Review: The fourth instalment in the Dead Architect series is a proper heads-down affair. It starts off with label owner Developer delivering "Utero", a visceral, pulsing groove encased in concrete kick drums. Rhomb, who has released a few EPs on Modularz, also keeps the focus on peak-time sounds with the rave stabs and subterranean bass of "Helix", which unfolds over a galloping groove. Rebekah maintains the intensity levels with the chain mail percussion and relentless rhythm of "Reflex", while CNCPT, another artist who has released before on the US imprint drops "Frazil". While it's not as fast-paced as other tracks, its dark tones and rasping hi-hats bring this split release to a close with a menacing undercurrent.
Review: Celebrating its tenth anniversary, Modularz delivers a split EP featuring label owner Developer and upcoming producer Roll Dann. "Ritual Master" is every bit what you would expect from a Developer track - ominous, streamlined and deadly effective as he loops a hypnotic electronic riff over a pounding kick. "Lone Mystic" reveals a different side to his canon, as he fuses a repetitive vocal sample with an eerie organ riff. On the flip side, Roll Dann immerses a tough techno track in colourful rave riffs to create an unusual hybrid, while "Soul Bag" is a more typical Modularz track, as eerie tones unfold over a lithe, rolling groove.
Review: With his Modularz label becoming a firm bastion of unfiltered techno machinations, Developer sets about bombarding our senses with his productions and curations across this eight track release.
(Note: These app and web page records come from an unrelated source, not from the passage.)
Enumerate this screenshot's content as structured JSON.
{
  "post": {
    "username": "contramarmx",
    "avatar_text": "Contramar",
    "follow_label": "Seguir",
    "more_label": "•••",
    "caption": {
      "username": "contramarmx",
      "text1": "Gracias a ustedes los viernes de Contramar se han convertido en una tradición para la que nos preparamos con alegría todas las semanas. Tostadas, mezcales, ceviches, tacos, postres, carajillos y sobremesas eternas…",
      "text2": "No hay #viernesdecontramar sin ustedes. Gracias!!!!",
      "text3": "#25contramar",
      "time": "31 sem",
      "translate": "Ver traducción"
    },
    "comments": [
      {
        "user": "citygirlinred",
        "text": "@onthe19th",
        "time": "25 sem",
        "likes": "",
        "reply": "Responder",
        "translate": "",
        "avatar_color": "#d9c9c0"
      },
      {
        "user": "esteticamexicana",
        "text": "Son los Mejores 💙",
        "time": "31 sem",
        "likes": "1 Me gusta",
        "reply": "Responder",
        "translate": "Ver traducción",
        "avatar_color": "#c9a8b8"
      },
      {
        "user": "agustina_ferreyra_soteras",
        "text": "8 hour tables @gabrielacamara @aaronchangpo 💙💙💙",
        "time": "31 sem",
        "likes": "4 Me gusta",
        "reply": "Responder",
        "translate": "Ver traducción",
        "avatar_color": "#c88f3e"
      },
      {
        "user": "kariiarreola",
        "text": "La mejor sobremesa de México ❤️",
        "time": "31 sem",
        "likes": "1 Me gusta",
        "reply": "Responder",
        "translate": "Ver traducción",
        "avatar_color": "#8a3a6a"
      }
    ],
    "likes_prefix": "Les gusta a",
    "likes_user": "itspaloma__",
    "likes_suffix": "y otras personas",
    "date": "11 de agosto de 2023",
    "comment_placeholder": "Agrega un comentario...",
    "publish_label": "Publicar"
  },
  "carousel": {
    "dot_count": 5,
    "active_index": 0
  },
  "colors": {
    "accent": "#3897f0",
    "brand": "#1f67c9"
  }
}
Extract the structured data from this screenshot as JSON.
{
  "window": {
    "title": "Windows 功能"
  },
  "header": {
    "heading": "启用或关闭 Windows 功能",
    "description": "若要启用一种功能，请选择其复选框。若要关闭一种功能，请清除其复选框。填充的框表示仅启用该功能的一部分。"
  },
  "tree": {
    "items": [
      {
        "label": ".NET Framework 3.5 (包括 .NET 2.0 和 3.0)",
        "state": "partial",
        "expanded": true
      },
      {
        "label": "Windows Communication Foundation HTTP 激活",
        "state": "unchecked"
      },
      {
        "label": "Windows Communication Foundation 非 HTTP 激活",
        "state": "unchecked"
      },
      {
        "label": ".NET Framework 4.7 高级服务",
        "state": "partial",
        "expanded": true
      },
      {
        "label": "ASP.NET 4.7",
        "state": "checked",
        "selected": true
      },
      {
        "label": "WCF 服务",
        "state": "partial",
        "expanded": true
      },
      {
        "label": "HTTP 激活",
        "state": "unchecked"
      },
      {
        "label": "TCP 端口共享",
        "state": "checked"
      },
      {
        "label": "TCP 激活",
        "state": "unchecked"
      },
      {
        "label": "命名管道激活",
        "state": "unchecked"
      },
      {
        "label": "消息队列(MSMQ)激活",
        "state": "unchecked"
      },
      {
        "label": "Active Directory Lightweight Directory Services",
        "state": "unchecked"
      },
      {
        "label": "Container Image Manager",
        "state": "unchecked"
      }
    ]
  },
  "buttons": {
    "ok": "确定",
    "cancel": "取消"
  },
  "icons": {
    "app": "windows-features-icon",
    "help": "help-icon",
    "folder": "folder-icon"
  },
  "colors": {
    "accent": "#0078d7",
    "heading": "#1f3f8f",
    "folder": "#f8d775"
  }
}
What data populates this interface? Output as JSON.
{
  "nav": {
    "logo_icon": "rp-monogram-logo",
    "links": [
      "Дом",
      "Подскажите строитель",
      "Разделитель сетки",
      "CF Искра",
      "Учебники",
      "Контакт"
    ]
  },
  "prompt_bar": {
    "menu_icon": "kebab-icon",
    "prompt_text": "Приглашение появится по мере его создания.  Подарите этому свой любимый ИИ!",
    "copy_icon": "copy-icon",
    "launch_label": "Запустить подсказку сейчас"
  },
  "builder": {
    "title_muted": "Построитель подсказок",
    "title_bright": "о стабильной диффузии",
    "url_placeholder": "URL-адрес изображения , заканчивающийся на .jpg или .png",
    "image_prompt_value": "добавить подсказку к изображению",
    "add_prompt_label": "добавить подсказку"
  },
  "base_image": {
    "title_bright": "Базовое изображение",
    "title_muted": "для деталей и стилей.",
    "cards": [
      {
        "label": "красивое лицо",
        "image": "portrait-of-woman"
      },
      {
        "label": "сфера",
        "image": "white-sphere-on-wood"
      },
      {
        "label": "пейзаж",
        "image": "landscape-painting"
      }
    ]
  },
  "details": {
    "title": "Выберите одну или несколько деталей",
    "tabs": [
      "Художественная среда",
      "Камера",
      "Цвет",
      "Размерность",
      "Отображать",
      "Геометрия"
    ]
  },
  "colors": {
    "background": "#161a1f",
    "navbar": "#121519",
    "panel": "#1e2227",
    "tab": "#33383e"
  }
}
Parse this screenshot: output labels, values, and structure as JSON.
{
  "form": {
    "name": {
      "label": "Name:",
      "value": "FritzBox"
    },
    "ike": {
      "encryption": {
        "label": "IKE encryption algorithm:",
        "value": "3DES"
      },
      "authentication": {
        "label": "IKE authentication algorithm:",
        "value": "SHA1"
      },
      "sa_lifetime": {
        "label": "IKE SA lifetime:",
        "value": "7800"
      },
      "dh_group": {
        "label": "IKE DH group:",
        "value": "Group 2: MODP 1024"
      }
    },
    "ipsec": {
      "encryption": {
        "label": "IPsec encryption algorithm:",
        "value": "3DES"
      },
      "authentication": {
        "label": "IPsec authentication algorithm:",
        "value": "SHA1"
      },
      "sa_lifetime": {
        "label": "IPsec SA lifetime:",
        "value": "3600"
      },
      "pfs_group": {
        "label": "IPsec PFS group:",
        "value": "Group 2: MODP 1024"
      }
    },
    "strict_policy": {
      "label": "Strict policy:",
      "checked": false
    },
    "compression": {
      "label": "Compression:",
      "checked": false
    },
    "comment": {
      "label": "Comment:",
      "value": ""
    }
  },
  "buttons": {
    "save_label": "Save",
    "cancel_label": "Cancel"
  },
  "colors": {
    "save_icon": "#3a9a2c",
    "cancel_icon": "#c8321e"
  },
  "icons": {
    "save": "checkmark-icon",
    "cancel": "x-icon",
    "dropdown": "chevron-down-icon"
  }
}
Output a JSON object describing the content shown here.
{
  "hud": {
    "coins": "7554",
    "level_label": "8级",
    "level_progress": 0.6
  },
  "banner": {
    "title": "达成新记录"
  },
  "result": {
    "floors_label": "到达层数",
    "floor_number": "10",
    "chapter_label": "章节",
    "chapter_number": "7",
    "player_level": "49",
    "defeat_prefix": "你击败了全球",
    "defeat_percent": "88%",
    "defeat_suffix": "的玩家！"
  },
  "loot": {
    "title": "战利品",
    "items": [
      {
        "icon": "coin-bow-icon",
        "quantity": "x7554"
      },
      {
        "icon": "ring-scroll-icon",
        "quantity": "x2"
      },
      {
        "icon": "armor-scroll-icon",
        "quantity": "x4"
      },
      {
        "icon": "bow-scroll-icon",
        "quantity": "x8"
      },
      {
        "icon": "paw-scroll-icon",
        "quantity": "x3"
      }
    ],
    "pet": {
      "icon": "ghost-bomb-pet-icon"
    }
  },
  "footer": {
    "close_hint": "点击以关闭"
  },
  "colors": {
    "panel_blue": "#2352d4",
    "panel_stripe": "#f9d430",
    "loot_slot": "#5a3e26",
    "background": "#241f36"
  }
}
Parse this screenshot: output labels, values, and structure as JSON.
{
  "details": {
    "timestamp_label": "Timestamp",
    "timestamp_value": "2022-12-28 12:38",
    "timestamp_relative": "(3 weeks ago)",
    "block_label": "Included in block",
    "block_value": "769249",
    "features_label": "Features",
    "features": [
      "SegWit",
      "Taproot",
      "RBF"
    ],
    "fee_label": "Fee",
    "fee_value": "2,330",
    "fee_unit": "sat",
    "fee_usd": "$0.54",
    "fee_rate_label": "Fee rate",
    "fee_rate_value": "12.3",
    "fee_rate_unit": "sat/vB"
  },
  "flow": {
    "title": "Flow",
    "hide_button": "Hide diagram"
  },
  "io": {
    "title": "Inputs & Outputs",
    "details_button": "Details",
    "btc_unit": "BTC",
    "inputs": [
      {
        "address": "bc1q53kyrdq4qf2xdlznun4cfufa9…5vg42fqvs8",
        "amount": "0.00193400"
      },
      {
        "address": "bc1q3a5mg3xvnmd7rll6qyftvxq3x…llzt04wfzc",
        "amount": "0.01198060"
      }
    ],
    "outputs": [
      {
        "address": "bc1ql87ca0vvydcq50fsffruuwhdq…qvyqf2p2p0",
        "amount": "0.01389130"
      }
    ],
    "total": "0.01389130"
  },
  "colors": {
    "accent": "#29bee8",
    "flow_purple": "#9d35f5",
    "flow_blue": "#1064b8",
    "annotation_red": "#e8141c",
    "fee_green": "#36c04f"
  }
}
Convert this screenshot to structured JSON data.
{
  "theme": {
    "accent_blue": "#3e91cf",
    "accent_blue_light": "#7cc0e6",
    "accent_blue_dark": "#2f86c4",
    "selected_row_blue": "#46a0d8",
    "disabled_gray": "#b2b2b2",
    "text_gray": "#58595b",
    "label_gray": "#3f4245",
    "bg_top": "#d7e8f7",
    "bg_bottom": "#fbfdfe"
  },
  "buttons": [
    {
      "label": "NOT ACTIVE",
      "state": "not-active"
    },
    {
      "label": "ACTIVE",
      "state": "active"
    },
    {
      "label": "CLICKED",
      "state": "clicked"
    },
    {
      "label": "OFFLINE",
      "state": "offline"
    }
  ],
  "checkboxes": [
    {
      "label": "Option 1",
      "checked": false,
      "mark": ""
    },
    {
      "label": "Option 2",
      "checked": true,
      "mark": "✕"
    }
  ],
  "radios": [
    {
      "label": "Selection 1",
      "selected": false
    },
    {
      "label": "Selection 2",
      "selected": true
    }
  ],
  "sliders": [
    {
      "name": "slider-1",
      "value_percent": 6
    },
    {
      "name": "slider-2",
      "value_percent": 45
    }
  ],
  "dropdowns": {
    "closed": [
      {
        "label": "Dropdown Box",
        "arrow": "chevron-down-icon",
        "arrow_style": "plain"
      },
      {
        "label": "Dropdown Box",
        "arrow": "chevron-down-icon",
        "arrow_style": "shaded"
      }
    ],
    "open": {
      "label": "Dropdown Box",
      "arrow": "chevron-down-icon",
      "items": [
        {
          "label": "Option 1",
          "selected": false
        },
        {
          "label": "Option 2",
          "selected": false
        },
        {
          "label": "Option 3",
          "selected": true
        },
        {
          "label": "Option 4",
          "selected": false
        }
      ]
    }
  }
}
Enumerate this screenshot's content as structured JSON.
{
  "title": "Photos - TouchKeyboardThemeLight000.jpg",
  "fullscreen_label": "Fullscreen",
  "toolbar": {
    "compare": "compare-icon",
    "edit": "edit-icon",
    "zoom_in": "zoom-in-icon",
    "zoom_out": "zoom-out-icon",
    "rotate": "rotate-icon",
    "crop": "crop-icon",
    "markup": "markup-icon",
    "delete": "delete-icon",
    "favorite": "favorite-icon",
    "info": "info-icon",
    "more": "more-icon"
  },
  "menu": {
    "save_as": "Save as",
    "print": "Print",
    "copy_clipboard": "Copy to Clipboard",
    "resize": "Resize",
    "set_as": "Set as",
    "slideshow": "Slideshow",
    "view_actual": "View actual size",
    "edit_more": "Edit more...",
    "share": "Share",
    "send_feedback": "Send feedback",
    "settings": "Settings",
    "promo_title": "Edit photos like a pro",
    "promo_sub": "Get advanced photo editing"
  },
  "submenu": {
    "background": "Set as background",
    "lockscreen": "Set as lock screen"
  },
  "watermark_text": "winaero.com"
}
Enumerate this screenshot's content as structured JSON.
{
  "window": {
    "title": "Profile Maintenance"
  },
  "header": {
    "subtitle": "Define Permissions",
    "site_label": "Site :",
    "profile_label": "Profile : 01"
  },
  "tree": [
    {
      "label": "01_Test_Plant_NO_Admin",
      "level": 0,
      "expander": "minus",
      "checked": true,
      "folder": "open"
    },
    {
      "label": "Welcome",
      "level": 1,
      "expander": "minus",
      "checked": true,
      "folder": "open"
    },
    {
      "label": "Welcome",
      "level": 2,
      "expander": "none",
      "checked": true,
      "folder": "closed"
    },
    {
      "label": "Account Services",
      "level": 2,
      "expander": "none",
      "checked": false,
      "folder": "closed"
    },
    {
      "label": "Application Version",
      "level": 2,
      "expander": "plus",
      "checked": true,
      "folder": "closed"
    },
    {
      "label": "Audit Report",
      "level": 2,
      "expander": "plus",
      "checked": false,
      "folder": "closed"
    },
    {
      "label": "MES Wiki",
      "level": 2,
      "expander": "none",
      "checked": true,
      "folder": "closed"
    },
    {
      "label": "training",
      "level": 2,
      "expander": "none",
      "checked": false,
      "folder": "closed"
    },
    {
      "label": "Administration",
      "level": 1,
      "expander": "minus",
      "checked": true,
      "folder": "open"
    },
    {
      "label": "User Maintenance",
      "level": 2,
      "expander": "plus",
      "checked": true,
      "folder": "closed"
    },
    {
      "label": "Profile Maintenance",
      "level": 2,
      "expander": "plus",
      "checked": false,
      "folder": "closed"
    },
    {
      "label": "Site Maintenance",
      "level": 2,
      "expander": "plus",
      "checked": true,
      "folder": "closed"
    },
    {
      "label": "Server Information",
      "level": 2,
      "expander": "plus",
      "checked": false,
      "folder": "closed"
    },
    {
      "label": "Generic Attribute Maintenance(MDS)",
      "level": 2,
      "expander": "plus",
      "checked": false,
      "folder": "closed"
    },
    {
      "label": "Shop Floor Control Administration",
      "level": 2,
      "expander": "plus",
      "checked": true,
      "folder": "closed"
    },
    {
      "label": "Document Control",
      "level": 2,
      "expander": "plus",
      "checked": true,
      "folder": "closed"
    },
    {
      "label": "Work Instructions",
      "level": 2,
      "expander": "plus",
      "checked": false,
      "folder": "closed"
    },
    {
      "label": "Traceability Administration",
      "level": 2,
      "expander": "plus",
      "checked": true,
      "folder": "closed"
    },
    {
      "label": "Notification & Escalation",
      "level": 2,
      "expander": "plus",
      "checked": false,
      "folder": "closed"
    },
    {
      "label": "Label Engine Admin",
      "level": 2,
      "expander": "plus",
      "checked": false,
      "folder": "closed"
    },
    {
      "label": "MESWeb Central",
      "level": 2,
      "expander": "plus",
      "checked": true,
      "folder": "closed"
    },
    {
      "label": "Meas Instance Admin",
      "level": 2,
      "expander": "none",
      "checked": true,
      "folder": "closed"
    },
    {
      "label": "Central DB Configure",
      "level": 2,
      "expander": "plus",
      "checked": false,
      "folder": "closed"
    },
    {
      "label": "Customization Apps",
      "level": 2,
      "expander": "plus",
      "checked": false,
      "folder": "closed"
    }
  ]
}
His own track "Heated" rattles through an industrial landscape devoid of colour, instead populated by reverb decays and distant clangs of metal, while "Dirty Drive" sees him stretching to work a melody into his machinery, coming out with a metallic dub chord drowning in its own echo, and "Dirty Drive 2" adds some complexity to the musicality and creates an utterly engrossing hook in the process. Shifted's remix meanwhile keeps a careful distance between the clean beat and the murky textures of the dubby elements. Handing over to Truncate, "Diffraction" flips the script with a central melodic hook and a thoroughly austere beat, while Jonas Kopp's remix beefs up that same theme by doubling up the phrase and edging towards a peak time monster, and Markus Suckut takes things deeper and into a more house compatible realm. For a real lesson in refined techno composition however, head straight to Stanislav Tokachev's "Building Peaks". Simplicity doesn't come more captivating than that synth line.
Review: Two of contemporary techno's finest producers go head to head on Payback. Spain's Exium represents a clubby take on techno with his tracks "Diverse Population" and "Pulstar". The latter is a rumbling, cavernous groove lit up by acidic tones, while the former is built on tough tribal beats and a robust, meaty bassline similar to the one on James Ruskin's evergreen track "The Divide". Developer's contributions are far more visceral: "Promiscuous" is an insane, driving rhythm track led by ghoulish chords, while "Indigenous" is even more intense. Powered by distorted industrial drums, its cranium-splitting rhythms recall Jeff Mills at his most intense.